3. "Nano Crystal Coat," Nikon's top-notch coating technology
The Nano Crystal Coat used on the camera interchangeable lenses is an adaptation of the nano particle coating that was initially developed for use in the projection lenses of Nikon's IC steppers and scanners. This ultra-low refractive index film is called "Nano Crystal Coat" as it comprises particles which are as small as several nanometers to 10-20 nanometers (1 nanometer is 1/1,000,000 of a millimeter). Although the term "Nano Crystal Coat" evokes an image of high density structure, the reality is completely the opposite—rather than being tightly arrayed, nano particles are arranged in a spongy construction with uniform spaces between the particles. This coarse structure—which is in complete contrast to the densely packed composition of existing coatings—provides the ground for lower refractive indices. The environment that resembles highly permeable paved roads makes it easy for light to pass through the lens.

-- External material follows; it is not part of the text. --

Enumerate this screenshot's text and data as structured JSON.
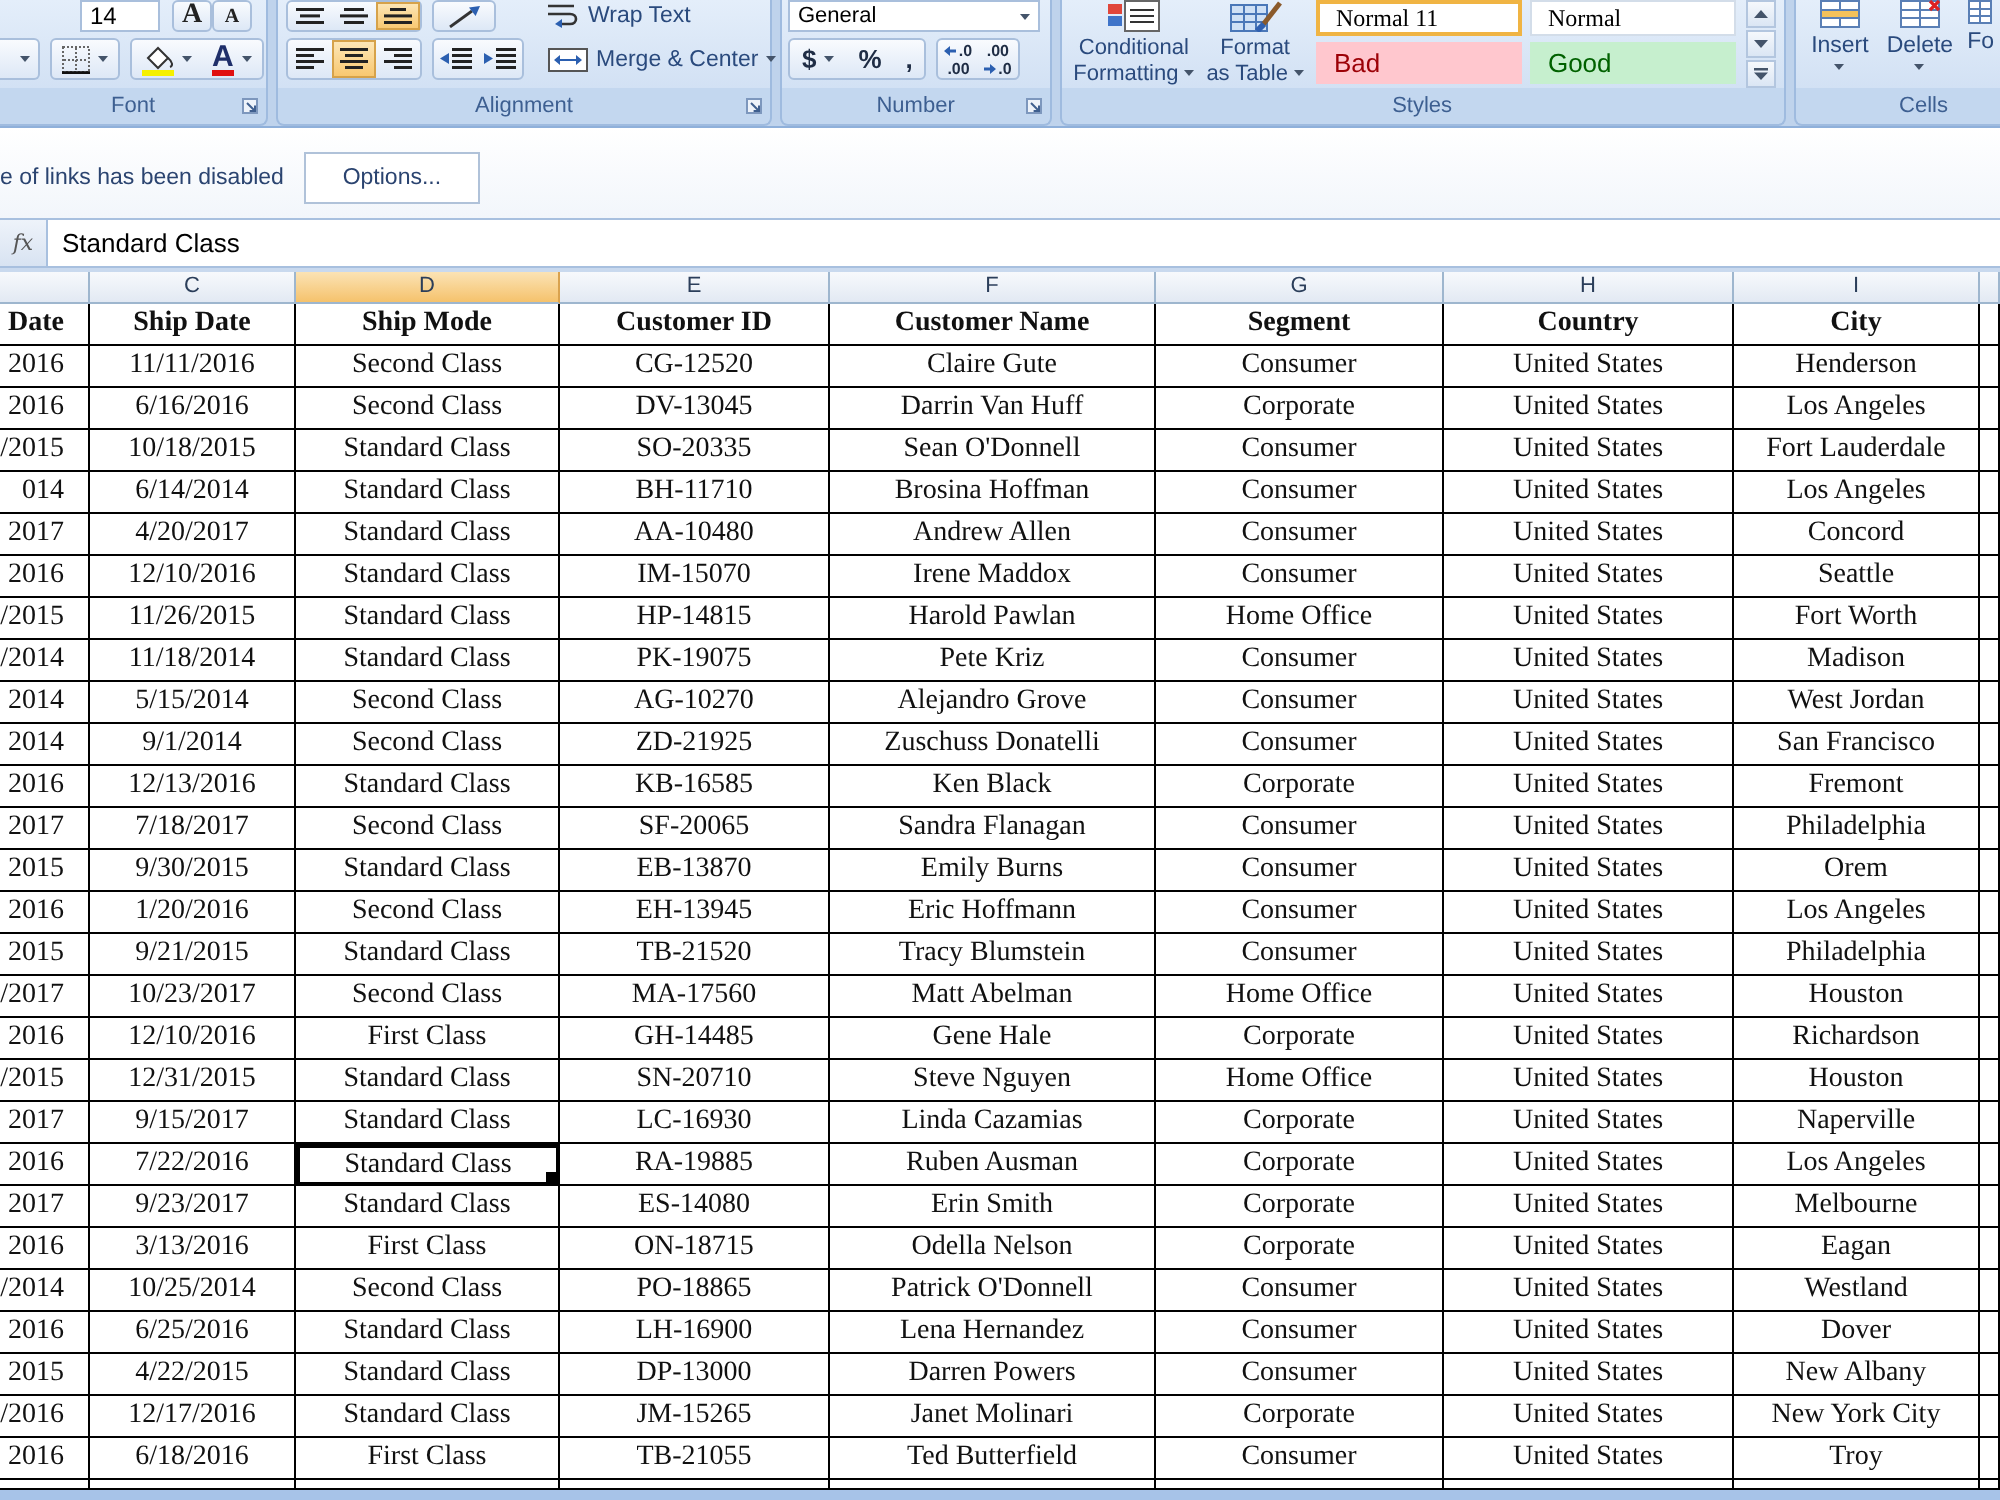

The Nano Crystal Coat provides an extremely high preventive effect against reflections over a wide wavelength range by reducing the reflection of light that comes in perpendicular to the lens compared with conventional anti-reflection coatings. Furthermore, the Nano Crystal Coat exhibits unprecedentedly excellent effects against ghosts and flare that are caused by the light obliquely coming from the lens—a problem difficult to remove with conventional coatings. Its overwhelming effect has earned appraisal among professional photographers. Also, this technology is likely to be used in areas other than cameras and optical equipment as well. Since the Nano Crystal Coat can be widely applied to familiar optical products such as binoculars and fieldscopes, to the cutting-edge equipment essential for space development—and not just to glass but to plastic materials, too—it can produce stunning effects on the things around us. The "Nano Crystal Coat" is truly a new technology with extremely high potential.
Posted June 2008